BK:  Mm-hmm.

JM:  —because people see that there’s growth within a company. So that’s been a big part of that also. And so some of the other stuff that we want to do next—we’re not done. Like, we’ve built scores and scores of apps. I couldn’t even tell you, because I can’t count them all. I mean, I could break down the different apps themselves, but what they are is … actually five of them might be chain linked together in part of a complete workflow. We built scores of these workflows. We still have scores more. I mean, the ideas that are now coming up, that people are coming up with—

BK:  Yeah.

JM:  —right, tell, solve problems they’re intimately involved with. And now these people who are coming up with these—it’s not my developers coming up with it. It’s not me. It’s not the CEO or the president or the CFO. It’s the boots on the ground, the guys who are experiencing the problems, going, “I have an issue. We have inefficiencies with this process. Can we sit down and talk about it and get into an app that’s going to help me tremendously in my job?”

BK:  That’s so good to hear, the interaction when somebody’s actually in the field, like you’re saying, “I need this“—

JM:  Yeah.

BK: And then, but they’re getting involved now, and it’s not just complaining about it.

JM:  We actually give them T-shirts. Xalt gives us a bunch of branded T-shirts, and then we go add our logo to the shirt also. And it says on the T-shirt, it says, “Mobiliser,” and we give them—the guys who have ideas about how to—whether they’re existing apps or workflows—to make them better or completely new ideas, either way, we give people, we recognise them in huddles, in team meetings, and we give them a T-shirt and say, hey, man, your idea turned into something that’s been super valuable to the company; we want to recognise you.” It’s company-logo shirts. They get to wear it.

BK:  Good.

JM:  We’re talking about guys who are in the field, wear it under their safety vest, and it says, “Mobiliser,” and people, “I know what’s that.”

BK:  Yeah.

JM:   We tell them we can go ahead and put “app development” on your resume—

BK:  Mm, that’s great.

JM:  —because you have ideas that turn into that. And it’s been a huge cultural win for us across the board. So then you get a lot of people coming up with ideas, and sometimes you got to like, hey, that’s a good idea, but it only works in that one instance on that one application. So we have to balance the scales a little bit. But culturally, it’s been a huge win.

BK:  Nice. Wow, what a positive success story here. I mean, I really appreciate you sharing all that.

JM:  Yeah. I love sharing the story because it’s—what we’re doing, it’s not groundbreaking.
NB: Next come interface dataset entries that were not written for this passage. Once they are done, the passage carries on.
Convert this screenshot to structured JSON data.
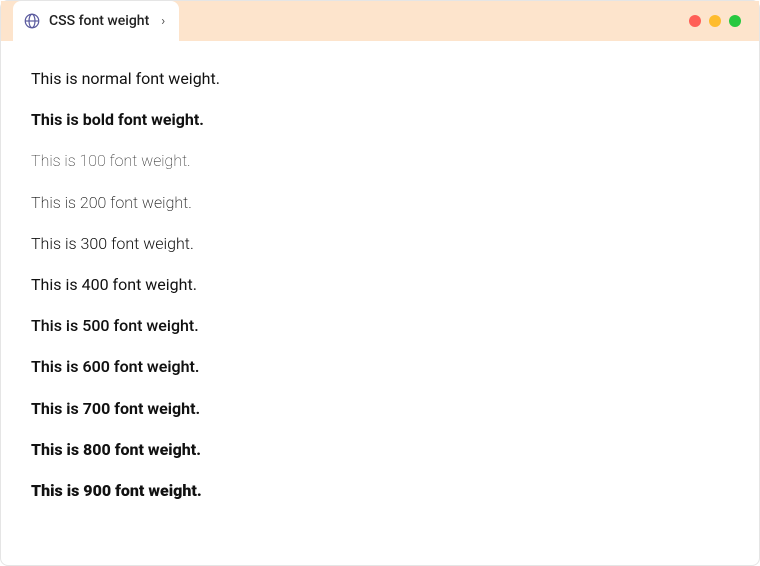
{
  "tab": {
    "title": "CSS font weight",
    "chevron": "›"
  },
  "lines": {
    "normal": "This is normal font weight.",
    "bold": "This is bold font weight.",
    "w100": "This is 100 font weight.",
    "w200": "This is 200 font weight.",
    "w300": "This is 300 font weight.",
    "w400": "This is 400 font weight.",
    "w500": "This is 500 font weight.",
    "w600": "This is 600 font weight.",
    "w700": "This is 700 font weight.",
    "w800": "This is 800 font weight.",
    "w900": "This is 900 font weight."
  }
}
I feel like we’ve been a little bit of disrupters in our own industry, in our market, but this is not new. I mean, a lot of people have these same issues we have. I think we’re just a good use case for that, and if I’m able to share my story to help other people even get ideas about things that they can solve in their organization that’ll help them be more efficient, I’m all for that.

BK:  Absolutely. Well, thank you very much.

JM:  My pleasure.

BK:  Appreciate your time on this and sharing all that. More information on that, too, just so you can have a success story just like JD’s here. I like that. Go to But JD, again, thank you very much for being on the show today.

JM:  Thanks, Brian.

BK: is the place to go for more episodes. Check them out. And thanks so much for listening today. Have a great day.